Then, $x^3=14-3x \implies x^3+3x-14=0$.

The only real solution of this equation is $x=2$, which is a rational number.


  • $\begingroup$ Nice!!!!!!!!!!! $\endgroup$ – barak manos Mar 8 '15 at 10:33
  • $\begingroup$ In general, when formatting multi-line sequences of equalities, you want the equals signs to be at the start of each line, not the end. $\endgroup$ – David Richerby Mar 8 '15 at 15:18
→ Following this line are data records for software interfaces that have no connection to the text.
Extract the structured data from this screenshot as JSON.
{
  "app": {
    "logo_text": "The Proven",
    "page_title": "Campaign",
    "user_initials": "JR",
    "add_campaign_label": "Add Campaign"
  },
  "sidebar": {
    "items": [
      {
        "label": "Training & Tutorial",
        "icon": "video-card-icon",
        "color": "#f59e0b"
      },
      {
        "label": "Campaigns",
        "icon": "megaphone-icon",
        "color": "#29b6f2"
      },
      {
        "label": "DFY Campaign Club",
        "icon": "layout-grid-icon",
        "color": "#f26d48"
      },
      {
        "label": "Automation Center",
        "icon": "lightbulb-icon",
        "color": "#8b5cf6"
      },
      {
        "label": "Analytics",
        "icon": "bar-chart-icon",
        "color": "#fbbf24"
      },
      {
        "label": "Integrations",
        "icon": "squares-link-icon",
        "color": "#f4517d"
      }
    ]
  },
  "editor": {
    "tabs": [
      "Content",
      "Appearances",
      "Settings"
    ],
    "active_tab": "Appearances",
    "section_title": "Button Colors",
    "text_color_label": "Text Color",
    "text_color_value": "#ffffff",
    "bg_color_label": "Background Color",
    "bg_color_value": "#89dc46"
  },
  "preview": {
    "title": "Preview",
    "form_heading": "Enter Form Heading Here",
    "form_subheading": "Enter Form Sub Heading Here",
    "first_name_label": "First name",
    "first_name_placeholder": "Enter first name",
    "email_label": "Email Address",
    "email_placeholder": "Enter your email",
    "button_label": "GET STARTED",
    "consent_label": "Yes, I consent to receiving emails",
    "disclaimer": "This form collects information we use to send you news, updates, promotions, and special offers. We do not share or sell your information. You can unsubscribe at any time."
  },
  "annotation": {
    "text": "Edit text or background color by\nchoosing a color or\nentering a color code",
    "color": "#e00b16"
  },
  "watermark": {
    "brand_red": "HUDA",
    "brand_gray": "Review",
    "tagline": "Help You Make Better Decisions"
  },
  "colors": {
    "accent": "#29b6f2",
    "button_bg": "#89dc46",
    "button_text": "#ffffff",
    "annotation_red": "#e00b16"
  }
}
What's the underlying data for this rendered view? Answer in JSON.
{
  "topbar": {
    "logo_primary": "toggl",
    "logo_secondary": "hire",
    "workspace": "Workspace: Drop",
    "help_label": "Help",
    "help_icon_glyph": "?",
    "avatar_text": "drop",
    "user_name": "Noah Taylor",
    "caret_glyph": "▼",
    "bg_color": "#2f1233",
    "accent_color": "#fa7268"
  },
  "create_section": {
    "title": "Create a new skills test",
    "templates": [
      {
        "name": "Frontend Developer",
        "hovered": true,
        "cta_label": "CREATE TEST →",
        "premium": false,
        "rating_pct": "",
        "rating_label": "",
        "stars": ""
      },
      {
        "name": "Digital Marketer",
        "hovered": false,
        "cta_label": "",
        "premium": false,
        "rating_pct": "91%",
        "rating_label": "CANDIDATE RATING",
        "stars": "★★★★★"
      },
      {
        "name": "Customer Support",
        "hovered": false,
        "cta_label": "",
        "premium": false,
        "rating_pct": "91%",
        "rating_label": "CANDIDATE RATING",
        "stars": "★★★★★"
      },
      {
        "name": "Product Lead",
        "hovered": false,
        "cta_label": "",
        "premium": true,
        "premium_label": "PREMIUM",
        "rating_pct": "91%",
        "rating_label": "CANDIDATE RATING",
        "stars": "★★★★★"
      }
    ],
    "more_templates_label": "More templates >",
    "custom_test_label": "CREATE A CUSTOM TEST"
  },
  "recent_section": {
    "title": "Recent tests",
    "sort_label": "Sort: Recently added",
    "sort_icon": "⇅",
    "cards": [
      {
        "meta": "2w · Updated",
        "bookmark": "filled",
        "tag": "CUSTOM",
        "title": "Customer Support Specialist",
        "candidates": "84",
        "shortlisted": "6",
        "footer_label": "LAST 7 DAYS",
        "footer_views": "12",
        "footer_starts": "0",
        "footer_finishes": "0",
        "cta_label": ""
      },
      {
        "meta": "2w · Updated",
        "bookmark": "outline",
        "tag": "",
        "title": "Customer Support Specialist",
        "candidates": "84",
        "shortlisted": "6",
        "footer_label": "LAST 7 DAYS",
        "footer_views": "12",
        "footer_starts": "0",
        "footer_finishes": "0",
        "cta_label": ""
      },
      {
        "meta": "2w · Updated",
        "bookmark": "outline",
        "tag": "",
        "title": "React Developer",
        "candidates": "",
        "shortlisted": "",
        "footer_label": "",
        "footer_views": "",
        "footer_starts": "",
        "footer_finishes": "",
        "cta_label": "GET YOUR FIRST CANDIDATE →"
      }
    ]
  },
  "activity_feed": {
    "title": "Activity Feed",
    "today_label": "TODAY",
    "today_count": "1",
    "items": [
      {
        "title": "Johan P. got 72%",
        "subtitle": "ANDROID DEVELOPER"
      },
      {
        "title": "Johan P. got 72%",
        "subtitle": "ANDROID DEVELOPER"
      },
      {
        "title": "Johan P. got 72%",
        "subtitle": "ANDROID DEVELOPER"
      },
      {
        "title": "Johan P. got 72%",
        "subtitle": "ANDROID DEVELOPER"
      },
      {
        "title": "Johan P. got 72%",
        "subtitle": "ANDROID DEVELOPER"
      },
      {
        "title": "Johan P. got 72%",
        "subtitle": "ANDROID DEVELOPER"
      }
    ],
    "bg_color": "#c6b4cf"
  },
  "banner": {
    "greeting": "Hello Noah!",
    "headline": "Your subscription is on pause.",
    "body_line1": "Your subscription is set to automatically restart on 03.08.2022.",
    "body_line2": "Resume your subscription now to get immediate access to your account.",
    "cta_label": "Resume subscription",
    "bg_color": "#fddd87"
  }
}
Let $(a+b\sqrt{2})^3=7+5\sqrt{2}$, then $(a-b\sqrt{2})^3=7-5\sqrt{2}$. This gives us \begin{align} a^3+6ab^2 & = 7\\ 2b^3+3a^2b & = 5 \end{align} From the two equations listed above we get. $$\frac{a(a^2+6b^2)}{b(2b^2+3a^2)}=\frac{7}{5}.$$ Now let $x=\frac{a}{b}$. Then $$5x(x^2+6)=7(3x^2+2).$$ Finally we get $$5x^3-21x^2+30x-14=0$$ Observe that $x=1$ is an obvious solution of this equation. So we can rewrite this as: $$(x-1)(5x^2-16x+14)=0.$$ The quadratic factor has only non-real roots. Thus $x=1$ is the only real solution. This gives $a=b=1$. Thus the given expression is equal to $2$.


use this well known identity $$(a+b)^3=a^3+b^3+3ab(a+b)$$,so we Let $$x=\sqrt[3]{7+\sqrt{50}}+\sqrt[3]{7-\sqrt{50}}$$ then we have $$x^3=14+3\sqrt[3]{49-50}\cdot x=-3x+14$$ so $$x=2$$


Your Answer

By clicking “Post Your Answer”, you agree to our terms of service, privacy policy and cookie policy

Not the answer you're looking for? Browse other questions tagged or ask your own question.